In 1862, the Dublin-to-Meath railway line was constructed comprising a branch from Clonsilla to Navan. One hundred years later, Córas Iompair Éireann closed and lifted the line. There is only one functioning line into the middle of the county, that is, the Drogheda to Tara Mines line. Tara Mines is one of the few freight lines operating in the country at present and it takes approximately 40 HGVs off the road every day. The NTA has refused to transform that freight line back into a passenger line stating that due to the journey time from Navan to Dublin via Drogheda, it would not be used, but when one considers the figures I will cite later on, that is debatable.
In 1946, the rail line functioned into County Meath while the population was only 60,000. Now the population of County Meath is 200,000. As a Dublin man, the Minister will be happy to hear that there will be 250,000 of us Meath people living in the country very shortly.
Each morning, more Meath people leave the county to go to work than work in the county. That is the only county in the country where that happens. We have the notoriety of having the highest rate of commuting in the country. Yet Navan is the largest town in the country without a rail line. That has a massive cost for society. It is a major cost on business, it is a major cost on enterprise and it also involves a major cost on families.
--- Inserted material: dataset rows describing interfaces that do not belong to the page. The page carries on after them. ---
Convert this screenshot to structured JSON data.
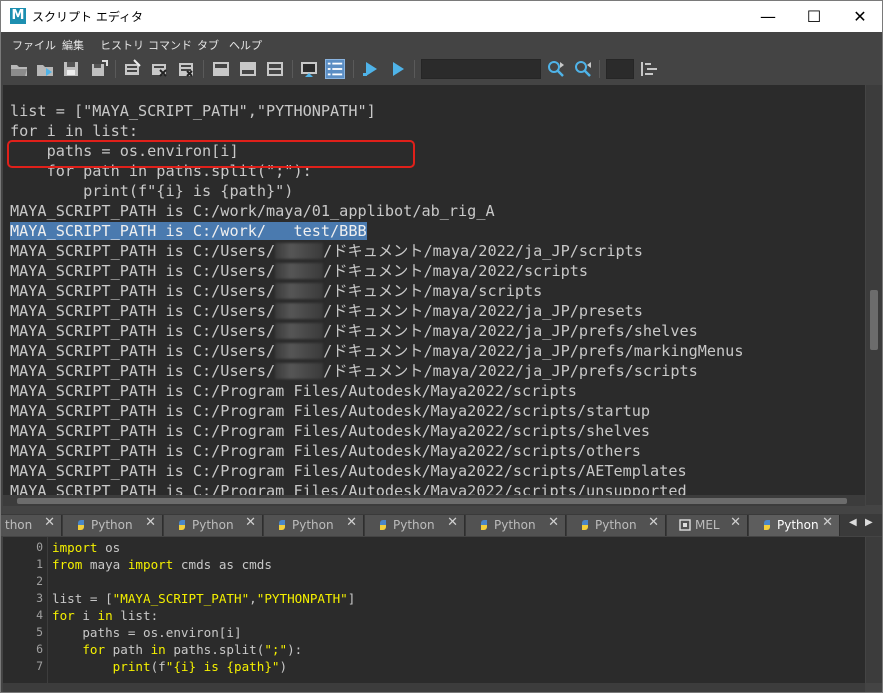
{
  "window": {
    "title": "スクリプト エディタ",
    "app_icon_letter": "M",
    "controls": {
      "minimize": "—",
      "maximize": "☐",
      "close": "✕"
    }
  },
  "menubar": {
    "items": [
      {
        "label": "ファイル"
      },
      {
        "label": "編集"
      },
      {
        "label": "ヒストリ"
      },
      {
        "label": "コマンド"
      },
      {
        "label": "タブ"
      },
      {
        "label": "ヘルプ"
      }
    ]
  },
  "toolbar": {
    "icons": [
      "open-script-icon",
      "source-script-icon",
      "save-script-icon",
      "save-script-to-shelf-icon",
      "clear-history-icon",
      "clear-input-icon",
      "clear-all-icon",
      "show-history-icon",
      "show-input-icon",
      "show-both-icon",
      "echo-all-commands-icon",
      "show-line-numbers-icon",
      "execute-all-icon",
      "execute-icon",
      "search-next-icon",
      "search-previous-icon",
      "go-to-line-icon"
    ],
    "search_value": "",
    "line_value": ""
  },
  "output": {
    "lines": [
      {
        "pre": "list = [\"MAYA_SCRIPT_PATH\",\"PYTHONPATH\"]",
        "post": ""
      },
      {
        "pre": "for i in list:",
        "post": ""
      },
      {
        "pre": "    paths = os.environ[i]",
        "post": ""
      },
      {
        "pre": "    for path in paths.split(\";\"):",
        "post": ""
      },
      {
        "pre": "        print(f\"{i} is {path}\")",
        "post": ""
      },
      {
        "pre": "MAYA_SCRIPT_PATH is C:/work/maya/01_applibot/ab_rig_A",
        "post": ""
      },
      {
        "pre": "MAYA_SCRIPT_PATH is C:/work/",
        "post": "test/BBB",
        "selected": true
      },
      {
        "pre": "MAYA_SCRIPT_PATH is C:/Users/",
        "post": "/ドキュメント/maya/2022/ja_JP/scripts"
      },
      {
        "pre": "MAYA_SCRIPT_PATH is C:/Users/",
        "post": "/ドキュメント/maya/2022/scripts"
      },
      {
        "pre": "MAYA_SCRIPT_PATH is C:/Users/",
        "post": "/ドキュメント/maya/scripts"
      },
      {
        "pre": "MAYA_SCRIPT_PATH is C:/Users/",
        "post": "/ドキュメント/maya/2022/ja_JP/presets"
      },
      {
        "pre": "MAYA_SCRIPT_PATH is C:/Users/",
        "post": "/ドキュメント/maya/2022/ja_JP/prefs/shelves"
      },
      {
        "pre": "MAYA_SCRIPT_PATH is C:/Users/",
        "post": "/ドキュメント/maya/2022/ja_JP/prefs/markingMenus"
      },
      {
        "pre": "MAYA_SCRIPT_PATH is C:/Users/",
        "post": "/ドキュメント/maya/2022/ja_JP/prefs/scripts"
      },
      {
        "pre": "MAYA_SCRIPT_PATH is C:/Program Files/Autodesk/Maya2022/scripts",
        "post": ""
      },
      {
        "pre": "MAYA_SCRIPT_PATH is C:/Program Files/Autodesk/Maya2022/scripts/startup",
        "post": ""
      },
      {
        "pre": "MAYA_SCRIPT_PATH is C:/Program Files/Autodesk/Maya2022/scripts/shelves",
        "post": ""
      },
      {
        "pre": "MAYA_SCRIPT_PATH is C:/Program Files/Autodesk/Maya2022/scripts/others",
        "post": ""
      },
      {
        "pre": "MAYA_SCRIPT_PATH is C:/Program Files/Autodesk/Maya2022/scripts/AETemplates",
        "post": ""
      },
      {
        "pre": "MAYA_SCRIPT_PATH is C:/Program Files/Autodesk/Maya2022/scripts/unsupported",
        "post": ""
      }
    ]
  },
  "tabs": [
    {
      "label": "thon",
      "type": "python"
    },
    {
      "label": "Python",
      "type": "python"
    },
    {
      "label": "Python",
      "type": "python"
    },
    {
      "label": "Python",
      "type": "python"
    },
    {
      "label": "Python",
      "type": "python"
    },
    {
      "label": "Python",
      "type": "python"
    },
    {
      "label": "Python",
      "type": "python"
    },
    {
      "label": "MEL",
      "type": "mel"
    },
    {
      "label": "Python",
      "type": "python",
      "active": true
    }
  ],
  "tab_close": "✕",
  "tab_scroll": {
    "left": "◀",
    "right": "▶"
  },
  "editor": {
    "line_numbers": [
      "0",
      "1",
      "2",
      "3",
      "4",
      "5",
      "6",
      "7"
    ],
    "lines": [
      [
        {
          "t": "import",
          "c": "kw"
        },
        {
          "t": " os",
          "c": ""
        }
      ],
      [
        {
          "t": "from",
          "c": "kw"
        },
        {
          "t": " maya ",
          "c": ""
        },
        {
          "t": "import",
          "c": "kw"
        },
        {
          "t": " cmds as cmds",
          "c": ""
        }
      ],
      [],
      [
        {
          "t": "list = [",
          "c": ""
        },
        {
          "t": "\"MAYA_SCRIPT_PATH\"",
          "c": "str"
        },
        {
          "t": ",",
          "c": ""
        },
        {
          "t": "\"PYTHONPATH\"",
          "c": "str"
        },
        {
          "t": "]",
          "c": ""
        }
      ],
      [
        {
          "t": "for",
          "c": "kw"
        },
        {
          "t": " i ",
          "c": ""
        },
        {
          "t": "in",
          "c": "kw"
        },
        {
          "t": " list:",
          "c": ""
        }
      ],
      [
        {
          "t": "    paths = os.environ[i]",
          "c": ""
        }
      ],
      [
        {
          "t": "    ",
          "c": ""
        },
        {
          "t": "for",
          "c": "kw"
        },
        {
          "t": " path ",
          "c": ""
        },
        {
          "t": "in",
          "c": "kw"
        },
        {
          "t": " paths.split(",
          "c": ""
        },
        {
          "t": "\";\"",
          "c": "str"
        },
        {
          "t": "):",
          "c": ""
        }
      ],
      [
        {
          "t": "        ",
          "c": ""
        },
        {
          "t": "print",
          "c": "kw"
        },
        {
          "t": "(f",
          "c": ""
        },
        {
          "t": "\"{i} is {path}\"",
          "c": "str"
        },
        {
          "t": ")",
          "c": ""
        }
      ]
    ]
  },
  "colors": {
    "background": "#444444",
    "output_bg": "#2b2b2b",
    "selection": "#4a7aaf",
    "highlight_box": "#e0201a",
    "keyword": "#f4f000"
  }
}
For the average family who are commuting from Navan currently, the commute at rush hour takes roughly three hours a day. If one takes that back and forth, it is roughly equivalent to 90 days unpaid work for everybody who is commuting from Navan currently. If one lives in places such as Oldcastle, Athboy or Trim, that daily commute often increases to four hours a day in rush hour - two hours in the morning and two hours back to those places - which is the equivalent of 120 days unpaid work on an annual basis. There is certainly a major cost on business, but the Minister can imagine a mother or father undertaking 720 hours commuting on an annual basis from these towns and how their family life is negatively affected as a result.
There are also major costs to the families themselves. If one lives in Kells and works in south Dublin, one will pay two tolls a day. This involves a cost of €2,350 a year on tolls for anybody in Kells or Oldcastle working in south Dublin. The average cost of running a car is €4,500 on an annual basis. Private transportation is a significant cost for individuals.
There are also massive environmental costs. This has been brought to the fore today, which is a good development. Ireland faces approximately €600 million worth of fines by 2020 if we do not meet our climate change targets. By 2030, we could face €5.5 billion worth of fines in this country if we do not meet our climate change obligations. There is a trend within transportation, of which the Minister has charge, of an increase of between 10% and 16% in the level of CO2 being emitted before 2020. We are going completely in the wrong direction with regards CO2 emissions in transportation at present. That is not only about polar bears. We are talking about an increase in temperature of between 2.6° to 4.8° Celsius, which will lead to untold environmental damage and deaths.
Industry, business, family, safety, environment and health are being radically damaged at present due to the lack of provision of projects such as the Navan-to-Dublin rail line.